* _Description of the task_
Return every line of the data exactly as it appears.

--- Dataset content ---

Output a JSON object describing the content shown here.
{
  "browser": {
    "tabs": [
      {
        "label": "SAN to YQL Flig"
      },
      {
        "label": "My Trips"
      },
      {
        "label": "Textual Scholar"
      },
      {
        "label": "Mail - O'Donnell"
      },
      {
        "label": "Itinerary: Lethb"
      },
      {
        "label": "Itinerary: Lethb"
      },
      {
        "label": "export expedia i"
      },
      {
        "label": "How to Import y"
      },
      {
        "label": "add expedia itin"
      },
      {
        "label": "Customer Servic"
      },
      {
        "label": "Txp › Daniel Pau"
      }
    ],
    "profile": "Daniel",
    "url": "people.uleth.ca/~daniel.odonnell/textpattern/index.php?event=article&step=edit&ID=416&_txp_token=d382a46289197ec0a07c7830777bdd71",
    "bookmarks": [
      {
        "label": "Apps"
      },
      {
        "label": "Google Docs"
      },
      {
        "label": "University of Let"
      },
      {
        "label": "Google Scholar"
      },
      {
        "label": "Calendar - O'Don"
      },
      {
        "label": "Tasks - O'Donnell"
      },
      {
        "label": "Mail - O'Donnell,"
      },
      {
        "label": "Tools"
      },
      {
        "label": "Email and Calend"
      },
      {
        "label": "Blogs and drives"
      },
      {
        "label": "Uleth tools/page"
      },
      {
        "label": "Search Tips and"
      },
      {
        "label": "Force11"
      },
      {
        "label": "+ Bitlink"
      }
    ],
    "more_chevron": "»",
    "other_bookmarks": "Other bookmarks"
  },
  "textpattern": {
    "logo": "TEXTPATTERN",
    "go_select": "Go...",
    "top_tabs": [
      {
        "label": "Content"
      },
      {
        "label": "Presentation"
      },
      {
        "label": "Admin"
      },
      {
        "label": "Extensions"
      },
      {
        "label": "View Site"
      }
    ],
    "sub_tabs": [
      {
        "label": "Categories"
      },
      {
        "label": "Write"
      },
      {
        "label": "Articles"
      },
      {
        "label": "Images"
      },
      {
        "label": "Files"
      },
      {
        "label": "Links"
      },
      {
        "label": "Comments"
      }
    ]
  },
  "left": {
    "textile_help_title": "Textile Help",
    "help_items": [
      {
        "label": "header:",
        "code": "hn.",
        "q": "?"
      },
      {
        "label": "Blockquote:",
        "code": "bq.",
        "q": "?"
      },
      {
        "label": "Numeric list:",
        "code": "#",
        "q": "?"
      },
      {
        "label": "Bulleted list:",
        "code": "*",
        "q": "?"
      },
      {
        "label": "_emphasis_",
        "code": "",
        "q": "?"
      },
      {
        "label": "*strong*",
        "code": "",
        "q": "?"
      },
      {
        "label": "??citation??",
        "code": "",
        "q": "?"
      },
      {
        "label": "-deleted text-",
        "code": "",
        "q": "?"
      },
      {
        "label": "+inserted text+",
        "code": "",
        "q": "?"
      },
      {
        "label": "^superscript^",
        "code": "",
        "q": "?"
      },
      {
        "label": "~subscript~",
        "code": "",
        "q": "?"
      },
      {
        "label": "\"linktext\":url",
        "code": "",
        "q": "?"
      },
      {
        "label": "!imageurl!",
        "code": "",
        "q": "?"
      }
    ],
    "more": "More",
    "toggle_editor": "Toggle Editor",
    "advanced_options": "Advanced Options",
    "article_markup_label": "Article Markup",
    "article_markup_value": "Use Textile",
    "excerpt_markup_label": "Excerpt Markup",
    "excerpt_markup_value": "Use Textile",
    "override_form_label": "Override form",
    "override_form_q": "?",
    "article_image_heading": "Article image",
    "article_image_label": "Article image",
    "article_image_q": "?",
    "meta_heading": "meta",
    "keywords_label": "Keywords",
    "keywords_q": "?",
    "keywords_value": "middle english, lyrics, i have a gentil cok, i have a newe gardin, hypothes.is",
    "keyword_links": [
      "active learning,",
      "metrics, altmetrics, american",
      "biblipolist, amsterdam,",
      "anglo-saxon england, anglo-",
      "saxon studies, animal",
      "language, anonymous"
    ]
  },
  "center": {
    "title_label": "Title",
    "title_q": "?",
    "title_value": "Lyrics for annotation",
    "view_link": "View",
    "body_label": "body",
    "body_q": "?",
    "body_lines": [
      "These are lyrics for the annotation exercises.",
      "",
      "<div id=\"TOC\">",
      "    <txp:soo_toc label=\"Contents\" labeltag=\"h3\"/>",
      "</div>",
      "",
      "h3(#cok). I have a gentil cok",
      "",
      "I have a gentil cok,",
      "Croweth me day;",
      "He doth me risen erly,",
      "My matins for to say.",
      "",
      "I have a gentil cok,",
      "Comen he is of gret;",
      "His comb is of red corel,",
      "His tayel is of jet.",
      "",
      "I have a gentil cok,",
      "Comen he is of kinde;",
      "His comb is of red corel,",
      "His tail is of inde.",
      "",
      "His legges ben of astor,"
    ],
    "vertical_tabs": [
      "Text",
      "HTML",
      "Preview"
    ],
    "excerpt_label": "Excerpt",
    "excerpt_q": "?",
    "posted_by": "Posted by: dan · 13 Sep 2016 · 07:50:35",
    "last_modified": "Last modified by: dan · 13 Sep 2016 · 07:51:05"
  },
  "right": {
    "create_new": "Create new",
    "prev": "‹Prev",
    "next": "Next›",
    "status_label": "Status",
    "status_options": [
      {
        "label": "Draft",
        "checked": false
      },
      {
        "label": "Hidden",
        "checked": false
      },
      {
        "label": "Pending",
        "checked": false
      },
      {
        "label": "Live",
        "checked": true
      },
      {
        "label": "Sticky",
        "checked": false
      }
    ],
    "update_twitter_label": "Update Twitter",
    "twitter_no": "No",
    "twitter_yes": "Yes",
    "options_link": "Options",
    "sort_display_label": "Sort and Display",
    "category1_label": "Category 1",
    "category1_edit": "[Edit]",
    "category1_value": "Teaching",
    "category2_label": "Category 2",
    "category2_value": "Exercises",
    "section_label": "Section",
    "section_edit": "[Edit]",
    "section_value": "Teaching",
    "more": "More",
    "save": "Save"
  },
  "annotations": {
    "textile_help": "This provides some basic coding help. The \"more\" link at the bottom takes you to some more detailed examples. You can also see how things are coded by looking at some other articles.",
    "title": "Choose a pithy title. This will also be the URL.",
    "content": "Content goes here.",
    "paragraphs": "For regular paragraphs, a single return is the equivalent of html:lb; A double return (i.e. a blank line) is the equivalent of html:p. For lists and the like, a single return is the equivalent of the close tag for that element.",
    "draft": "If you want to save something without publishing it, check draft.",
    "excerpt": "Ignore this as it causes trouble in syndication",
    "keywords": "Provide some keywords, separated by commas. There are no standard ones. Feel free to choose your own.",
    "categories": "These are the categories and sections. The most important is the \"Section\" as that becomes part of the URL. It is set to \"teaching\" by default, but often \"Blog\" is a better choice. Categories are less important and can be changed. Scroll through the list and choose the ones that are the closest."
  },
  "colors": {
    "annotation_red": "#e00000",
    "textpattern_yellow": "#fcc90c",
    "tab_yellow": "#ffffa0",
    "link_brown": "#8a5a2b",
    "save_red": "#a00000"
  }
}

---

* _Solution to this problem_
Output a JSON object describing the content shown here.
{
  "browser": {
    "tabs": [
      {
        "label": "SAN to YQL Flig"
      },
      {
        "label": "My Trips"
      },
      {
        "label": "Textual Scholar"
      },
      {
        "label": "Mail - O'Donnell"
      },
      {
        "label": "Itinerary: Lethb"
      },
      {
        "label": "Itinerary: Lethb"
      },
      {
        "label": "export expedia i"
      },
      {
        "label": "How to Import y"
      },
      {
        "label": "add expedia itin"
      },
      {
        "label": "Customer Servic"
      },
      {
        "label": "Txp › Daniel Pau"
      }
    ],
    "profile": "Daniel",
    "url": "people.uleth.ca/~daniel.odonnell/textpattern/index.php?event=article&step=edit&ID=416&_txp_token=d382a46289197ec0a07c7830777bdd71",
    "bookmarks": [
      {
        "label": "Apps"
      },
      {
        "label": "Google Docs"
      },
      {
        "label": "University of Let"
      },
      {
        "label": "Google Scholar"
      },
      {
        "label": "Calendar - O'Don"
      },
      {
        "label": "Tasks - O'Donnell"
      },
      {
        "label": "Mail - O'Donnell,"
      },
      {
        "label": "Tools"
      },
      {
        "label": "Email and Calend"
      },
      {
        "label": "Blogs and drives"
      },
      {
        "label": "Uleth tools/page"
      },
      {
        "label": "Search Tips and"
      },
      {
        "label": "Force11"
      },
      {
        "label": "+ Bitlink"
      }
    ],
    "more_chevron": "»",
    "other_bookmarks": "Other bookmarks"
  },
  "textpattern": {
    "logo": "TEXTPATTERN",
    "go_select": "Go...",
    "top_tabs": [
      {
        "label": "Content"
      },
      {
        "label": "Presentation"
      },
      {
        "label": "Admin"
      },
      {
        "label": "Extensions"
      },
      {
        "label": "View Site"
      }
    ],
    "sub_tabs": [
      {
        "label": "Categories"
      },
      {
        "label": "Write"
      },
      {
        "label": "Articles"
      },
      {
        "label": "Images"
      },
      {
        "label": "Files"
      },
      {
        "label": "Links"
      },
      {
        "label": "Comments"
      }
    ]
  },
  "left": {
    "textile_help_title": "Textile Help",
    "help_items": [
      {
        "label": "header:",
        "code": "hn.",
        "q": "?"
      },
      {
        "label": "Blockquote:",
        "code": "bq.",
        "q": "?"
      },
      {
        "label": "Numeric list:",
        "code": "#",
        "q": "?"
      },
      {
        "label": "Bulleted list:",
        "code": "*",
        "q": "?"
      },
      {
        "label": "_emphasis_",
        "code": "",
        "q": "?"
      },
      {
        "label": "*strong*",
        "code": "",
        "q": "?"
      },
      {
        "label": "??citation??",
        "code": "",
        "q": "?"
      },
      {
        "label": "-deleted text-",
        "code": "",
        "q": "?"
      },
      {
        "label": "+inserted text+",
        "code": "",
        "q": "?"
      },
      {
        "label": "^superscript^",
        "code": "",
        "q": "?"
      },
      {
        "label": "~subscript~",
        "code": "",
        "q": "?"
      },
      {
        "label": "\"linktext\":url",
        "code": "",
        "q": "?"
      },
      {
        "label": "!imageurl!",
        "code": "",
        "q": "?"
      }
    ],
    "more": "More",
    "toggle_editor": "Toggle Editor",
    "advanced_options": "Advanced Options",
    "article_markup_label": "Article Markup",
    "article_markup_value": "Use Textile",
    "excerpt_markup_label": "Excerpt Markup",
    "excerpt_markup_value": "Use Textile",
    "override_form_label": "Override form",
    "override_form_q": "?",
    "article_image_heading": "Article image",
    "article_image_label": "Article image",
    "article_image_q": "?",
    "meta_heading": "meta",
    "keywords_label": "Keywords",
    "keywords_q": "?",
    "keywords_value": "middle english, lyrics, i have a gentil cok, i have a newe gardin, hypothes.is",
    "keyword_links": [
      "active learning,",
      "metrics, altmetrics, american",
      "biblipolist, amsterdam,",
      "anglo-saxon england, anglo-",
      "saxon studies, animal",
      "language, anonymous"
    ]
  },
  "center": {
    "title_label": "Title",
    "title_q": "?",
    "title_value": "Lyrics for annotation",
    "view_link": "View",
    "body_label": "body",
    "body_q": "?",
    "body_lines": [
      "These are lyrics for the annotation exercises.",
      "",
      "<div id=\"TOC\">",
      "    <txp:soo_toc label=\"Contents\" labeltag=\"h3\"/>",
      "</div>",
      "",
      "h3(#cok). I have a gentil cok",
      "",
      "I have a gentil cok,",
      "Croweth me day;",
      "He doth me risen erly,",
      "My matins for to say.",
      "",
      "I have a gentil cok,",
      "Comen he is of gret;",
      "His comb is of red corel,",
      "His tayel is of jet.",
      "",
      "I have a gentil cok,",
      "Comen he is of kinde;",
      "His comb is of red corel,",
      "His tail is of inde.",
      "",
      "His legges ben of astor,"
    ],
    "vertical_tabs": [
      "Text",
      "HTML",
      "Preview"
    ],
    "excerpt_label": "Excerpt",
    "excerpt_q": "?",
    "posted_by": "Posted by: dan · 13 Sep 2016 · 07:50:35",
    "last_modified": "Last modified by: dan · 13 Sep 2016 · 07:51:05"
  },
  "right": {
    "create_new": "Create new",
    "prev": "‹Prev",
    "next": "Next›",
    "status_label": "Status",
    "status_options": [
      {
        "label": "Draft",
        "checked": false
      },
      {
        "label": "Hidden",
        "checked": false
      },
      {
        "label": "Pending",
        "checked": false
      },
      {
        "label": "Live",
        "checked": true
      },
      {
        "label": "Sticky",
        "checked": false
      }
    ],
    "update_twitter_label": "Update Twitter",
    "twitter_no": "No",
    "twitter_yes": "Yes",
    "options_link": "Options",
    "sort_display_label": "Sort and Display",
    "category1_label": "Category 1",
    "category1_edit": "[Edit]",
    "category1_value": "Teaching",
    "category2_label": "Category 2",
    "category2_value": "Exercises",
    "section_label": "Section",
    "section_edit": "[Edit]",
    "section_value": "Teaching",
    "more": "More",
    "save": "Save"
  },
  "annotations": {
    "textile_help": "This provides some basic coding help. The \"more\" link at the bottom takes you to some more detailed examples. You can also see how things are coded by looking at some other articles.",
    "title": "Choose a pithy title. This will also be the URL.",
    "content": "Content goes here.",
    "paragraphs": "For regular paragraphs, a single return is the equivalent of html:lb; A double return (i.e. a blank line) is the equivalent of html:p. For lists and the like, a single return is the equivalent of the close tag for that element.",
    "draft": "If you want to save something without publishing it, check draft.",
    "excerpt": "Ignore this as it causes trouble in syndication",
    "keywords": "Provide some keywords, separated by commas. There are no standard ones. Feel free to choose your own.",
    "categories": "These are the categories and sections. The most important is the \"Section\" as that becomes part of the URL. It is set to \"teaching\" by default, but often \"Blog\" is a better choice. Categories are less important and can be changed. Scroll through the list and choose the ones that are the closest."
  },
  "colors": {
    "annotation_red": "#e00000",
    "textpattern_yellow": "#fcc90c",
    "tab_yellow": "#ffffa0",
    "link_brown": "#8a5a2b",
    "save_red": "#a00000"
  }
}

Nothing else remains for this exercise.